Following IY Trainer Caroline White’s appointment as Specialist Advisor to the House of Commons Select Committee for Science and Technology on Early Intervention, the committee has published it’s report, highlighting CAPS’ implementation of Incredible Years parenting groups as a model example of early intervention services.
The committee writes:
The Children and Parents Service (CAPS) in Manchester has been identified by the National Institute for Health and Care Excellence as a service that has achieved success in recognising and managing antisocial behaviour and conduct disorders in children and young people. CAPS is a jointly commissioned, multi-agency, early intervention service for pre-school children and their families. The service identifies early social and emotional problems in pre-school children, provides thorough psychological assessment for them and then offers intervention as appropriate. Families can be initially referred to the CAPS service from multi-agency staff across the early years workforce; CAPS psychologists provide one day training to frontline staff to improve communication across the workforce and establish referral pathways as well as to develop a consistent approach to parent support strategies across the workforce. CAPS also conducts outreach work to raise awareness and engage with local families. Referred families are assessed using the Eyberg Child Behaviour Inventory, the Beck Depression Inventory and the Abidin Parenting Stress Index as standardised and validated outcome tools to measure child behaviour problems, parental depression and parental stress respectively, as well as the ‘Index of Need’ tool to identify families at risk of developing any of these problems. Where families meet the thresholds for intervention, CAPS uses the ‘Incredible Years’ Parent Programmes, a series of evidence-based interventions which focus on:
- strengthening parenting competencies to improve the parent-child relationship;
- promoting children’s academic, emotional and social skills; and
- reducing conduct problems.
CAPS additionally provides ‘wrap-around’ support to help families complete the courses, such as the provision of childcare or interpreting services, and aims to offer seamless access to other services from which families would benefit.
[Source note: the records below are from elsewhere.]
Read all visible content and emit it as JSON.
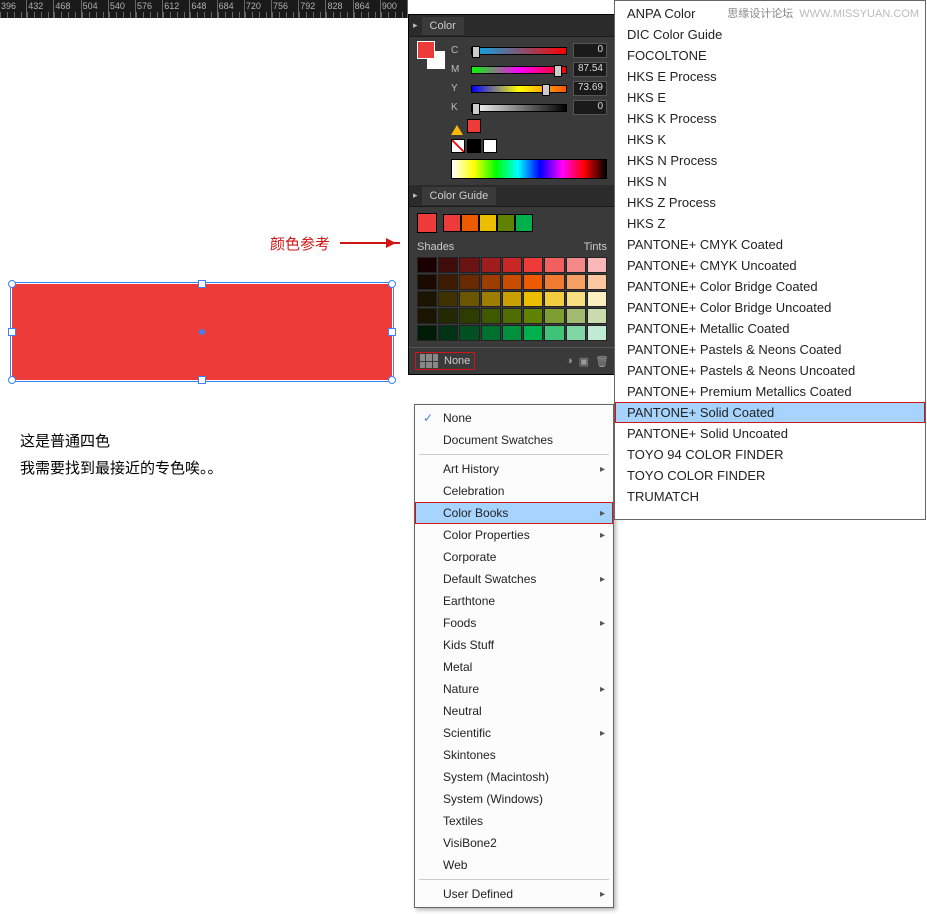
{
  "watermark": {
    "site": "思缘设计论坛",
    "url": "WWW.MISSYUAN.COM"
  },
  "ruler_ticks": [
    "396",
    "432",
    "468",
    "504",
    "540",
    "576",
    "612",
    "648",
    "684",
    "720",
    "756",
    "792",
    "828",
    "864",
    "900"
  ],
  "notes": {
    "color_ref": "颜色参考",
    "body1": "这是普通四色",
    "body2": "我需要找到最接近的专色唉。。"
  },
  "color_panel": {
    "title": "Color",
    "channels": [
      {
        "label": "C",
        "value": "0",
        "grad": [
          "#00aeef",
          "#ff0000"
        ],
        "knob": 0
      },
      {
        "label": "M",
        "value": "87.54",
        "grad": [
          "#00ff00",
          "#ff00ff",
          "#ff0000"
        ],
        "knob": 87
      },
      {
        "label": "Y",
        "value": "73.69",
        "grad": [
          "#0000ff",
          "#ffff00",
          "#ff5500"
        ],
        "knob": 74
      },
      {
        "label": "K",
        "value": "0",
        "grad": [
          "#ffffff",
          "#000000"
        ],
        "knob": 0
      }
    ]
  },
  "guide_panel": {
    "title": "Color Guide",
    "left_label": "Shades",
    "right_label": "Tints",
    "footer_label": "None",
    "swatch_rows": [
      [
        "#1a0000",
        "#400b0b",
        "#6b1313",
        "#a11c1c",
        "#c92727",
        "#ed3b3a",
        "#f15f5e",
        "#f58888",
        "#fab7b7"
      ],
      [
        "#1a0a00",
        "#3e1a00",
        "#6a2a00",
        "#9e3d00",
        "#c94d00",
        "#ed5a00",
        "#f27b33",
        "#f7a066",
        "#fbc7a0"
      ],
      [
        "#1a1500",
        "#3e3300",
        "#6a5600",
        "#9e7e00",
        "#c9a000",
        "#edbd00",
        "#f2cd40",
        "#f7de80",
        "#fbeec0"
      ],
      [
        "#1a1500",
        "#222800",
        "#2d3d00",
        "#3f5900",
        "#4f6d00",
        "#5f8200",
        "#7e9d33",
        "#a2bb70",
        "#cbdbb0"
      ],
      [
        "#001a08",
        "#003315",
        "#005022",
        "#007030",
        "#00903e",
        "#00b04c",
        "#40c278",
        "#80d6a5",
        "#c0ead2"
      ]
    ],
    "harmony_colors": [
      "#ed3b3a",
      "#ed5a00",
      "#edbd00",
      "#5f8200",
      "#00b04c"
    ]
  },
  "menu1": [
    {
      "label": "None",
      "checked": true
    },
    {
      "label": "Document Swatches"
    },
    {
      "sep": true
    },
    {
      "label": "Art History",
      "sub": true
    },
    {
      "label": "Celebration"
    },
    {
      "label": "Color Books",
      "sub": true,
      "hl": true,
      "red": true
    },
    {
      "label": "Color Properties",
      "sub": true
    },
    {
      "label": "Corporate"
    },
    {
      "label": "Default Swatches",
      "sub": true
    },
    {
      "label": "Earthtone"
    },
    {
      "label": "Foods",
      "sub": true
    },
    {
      "label": "Kids Stuff"
    },
    {
      "label": "Metal"
    },
    {
      "label": "Nature",
      "sub": true
    },
    {
      "label": "Neutral"
    },
    {
      "label": "Scientific",
      "sub": true
    },
    {
      "label": "Skintones"
    },
    {
      "label": "System (Macintosh)"
    },
    {
      "label": "System (Windows)"
    },
    {
      "label": "Textiles"
    },
    {
      "label": "VisiBone2"
    },
    {
      "label": "Web"
    },
    {
      "sep": true
    },
    {
      "label": "User Defined",
      "sub": true
    }
  ],
  "menu2": [
    "ANPA Color",
    "DIC Color Guide",
    "FOCOLTONE",
    "HKS E Process",
    "HKS E",
    "HKS K Process",
    "HKS K",
    "HKS N Process",
    "HKS N",
    "HKS Z Process",
    "HKS Z",
    "PANTONE+ CMYK Coated",
    "PANTONE+ CMYK Uncoated",
    "PANTONE+ Color Bridge Coated",
    "PANTONE+ Color Bridge Uncoated",
    "PANTONE+ Metallic Coated",
    "PANTONE+ Pastels & Neons Coated",
    "PANTONE+ Pastels & Neons Uncoated",
    "PANTONE+ Premium Metallics Coated",
    "PANTONE+ Solid Coated",
    "PANTONE+ Solid Uncoated",
    "TOYO 94 COLOR FINDER",
    "TOYO COLOR FINDER",
    "TRUMATCH"
  ],
  "menu2_hl": "PANTONE+ Solid Coated"
}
High parent retention rates are achieved by the programme, with around 81% completing it. As well as reducing the prevalence of clinical conditions and the proportion of families at risk of developing clinical problems, the programme was found to also help parents engage in work or education. Three months after completing the course, 24% of parents were back in work, 21% were attending college and 10% were doing voluntary work.
Between September 2017 and August 2018, CAPS delivered 75 Incredible Years parent courses to approximately 989 parents of 0–4 year olds. The impact of these interventions, as determined by the proportions of families in the clinical ranges for each of the outcome measures before and after the intervention, are shown in table below.
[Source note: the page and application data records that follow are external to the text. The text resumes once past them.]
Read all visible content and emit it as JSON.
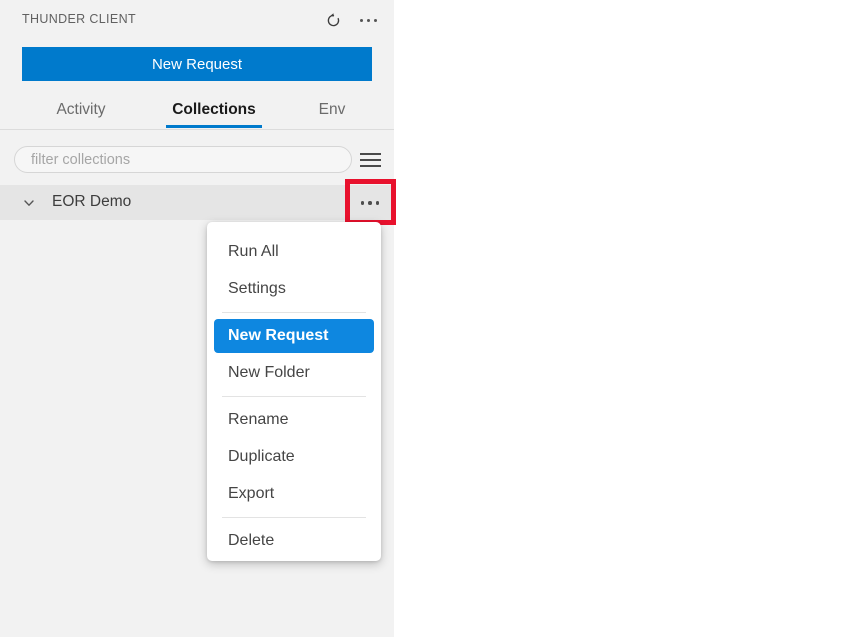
{
  "panel": {
    "title": "THUNDER CLIENT",
    "refresh_icon": "refresh-icon",
    "more_icon": "more-horizontal-icon",
    "new_request_label": "New Request",
    "tabs": [
      {
        "label": "Activity",
        "active": false
      },
      {
        "label": "Collections",
        "active": true
      },
      {
        "label": "Env",
        "active": false
      }
    ],
    "filter": {
      "placeholder": "filter collections",
      "value": ""
    },
    "menu_toggle_icon": "hamburger-menu-icon",
    "collection": {
      "name": "EOR Demo",
      "chevron_icon": "chevron-down-icon",
      "more_icon": "more-horizontal-icon"
    }
  },
  "context_menu": {
    "items": [
      {
        "label": "Run All",
        "selected": false
      },
      {
        "label": "Settings",
        "selected": false
      },
      {
        "label": "New Request",
        "selected": true
      },
      {
        "label": "New Folder",
        "selected": false
      },
      {
        "label": "Rename",
        "selected": false
      },
      {
        "label": "Duplicate",
        "selected": false
      },
      {
        "label": "Export",
        "selected": false
      },
      {
        "label": "Delete",
        "selected": false
      }
    ]
  },
  "annotation": {
    "highlight_color": "#e8112d",
    "target": "collection-more-button"
  },
  "colors": {
    "accent": "#007acc",
    "menu_selected": "#0e87e0",
    "panel_background": "#f2f2f2",
    "row_background": "#e5e5e5"
  }
}
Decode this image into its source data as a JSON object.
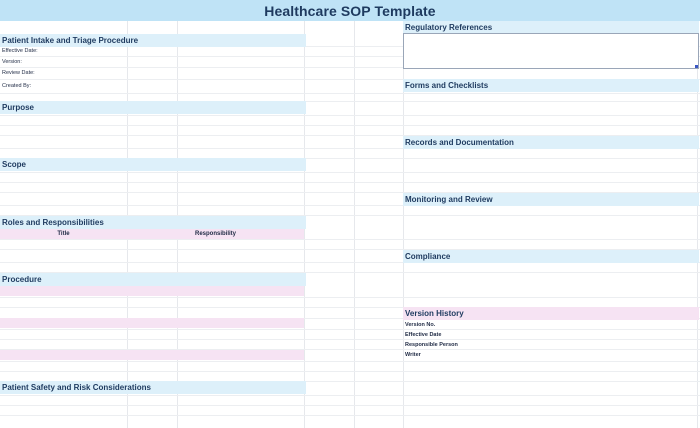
{
  "title": "Healthcare SOP Template",
  "left": {
    "procedure_name": "Patient Intake and Triage Procedure",
    "meta_fields": [
      {
        "label": "Effective Date:"
      },
      {
        "label": "Version:"
      },
      {
        "label": "Review Date:"
      },
      {
        "label": "Created By:"
      }
    ],
    "purpose": "Purpose",
    "scope": "Scope",
    "roles": {
      "heading": "Roles and Responsibilities",
      "columns": [
        "Title",
        "Responsibility"
      ]
    },
    "procedure": "Procedure",
    "safety": "Patient Safety and Risk Considerations"
  },
  "right": {
    "regulatory": "Regulatory References",
    "forms": "Forms and Checklists",
    "records": "Records and Documentation",
    "monitoring": "Monitoring and Review",
    "compliance": "Compliance",
    "version_history": {
      "heading": "Version History",
      "fields": [
        "Version No.",
        "Effective Date",
        "Responsible Person",
        "Writer"
      ]
    }
  },
  "colors": {
    "banner": "#bfe3f6",
    "section": "#ddf0fa",
    "pink_band": "#f6e3f3",
    "text": "#1e3a5f"
  }
}
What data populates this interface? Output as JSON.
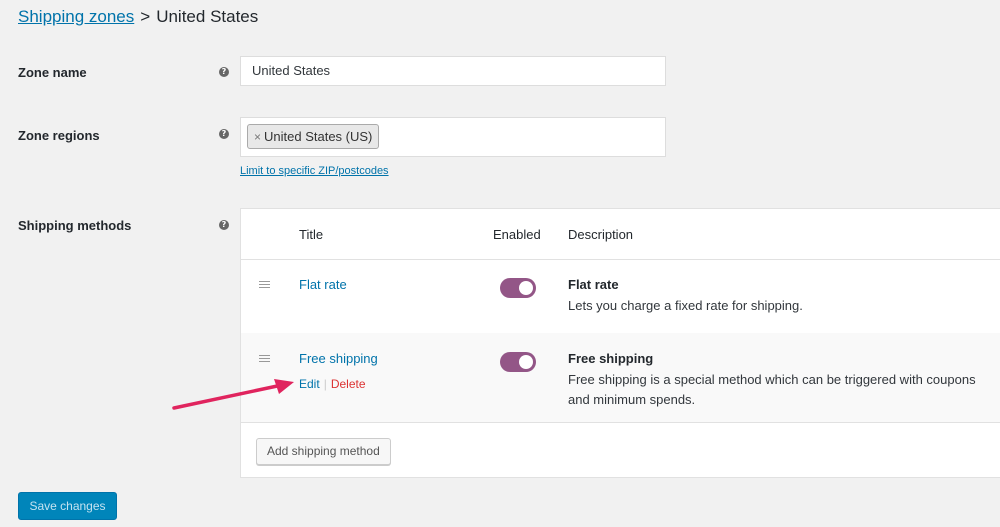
{
  "breadcrumb": {
    "parent": "Shipping zones",
    "separator": ">",
    "current": "United States"
  },
  "zone_name": {
    "label": "Zone name",
    "value": "United States"
  },
  "zone_regions": {
    "label": "Zone regions",
    "chip_remove": "×",
    "chip_label": "United States (US)",
    "limit_link": "Limit to specific ZIP/postcodes"
  },
  "shipping_methods": {
    "label": "Shipping methods",
    "columns": {
      "title": "Title",
      "enabled": "Enabled",
      "description": "Description"
    },
    "rows": [
      {
        "title": "Flat rate",
        "enabled": true,
        "desc_title": "Flat rate",
        "desc_text": "Lets you charge a fixed rate for shipping."
      },
      {
        "title": "Free shipping",
        "enabled": true,
        "desc_title": "Free shipping",
        "desc_text": "Free shipping is a special method which can be triggered with coupons and minimum spends.",
        "actions": {
          "edit": "Edit",
          "separator": "|",
          "delete": "Delete"
        }
      }
    ],
    "add_button": "Add shipping method"
  },
  "help_glyph": "?",
  "save_button": "Save changes",
  "colors": {
    "link": "#0073aa",
    "toggle_on": "#935687",
    "delete": "#dc3232",
    "primary_button": "#0085ba",
    "annotation_arrow": "#e0245e"
  },
  "icons": [
    "help-icon",
    "drag-handle-icon",
    "toggle-switch-icon",
    "annotation-arrow-icon"
  ]
}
Impact of CAPS intervention on clinical conditions and risk factors
Cheers to Dr. Caroline White and the Manchester CAPS team!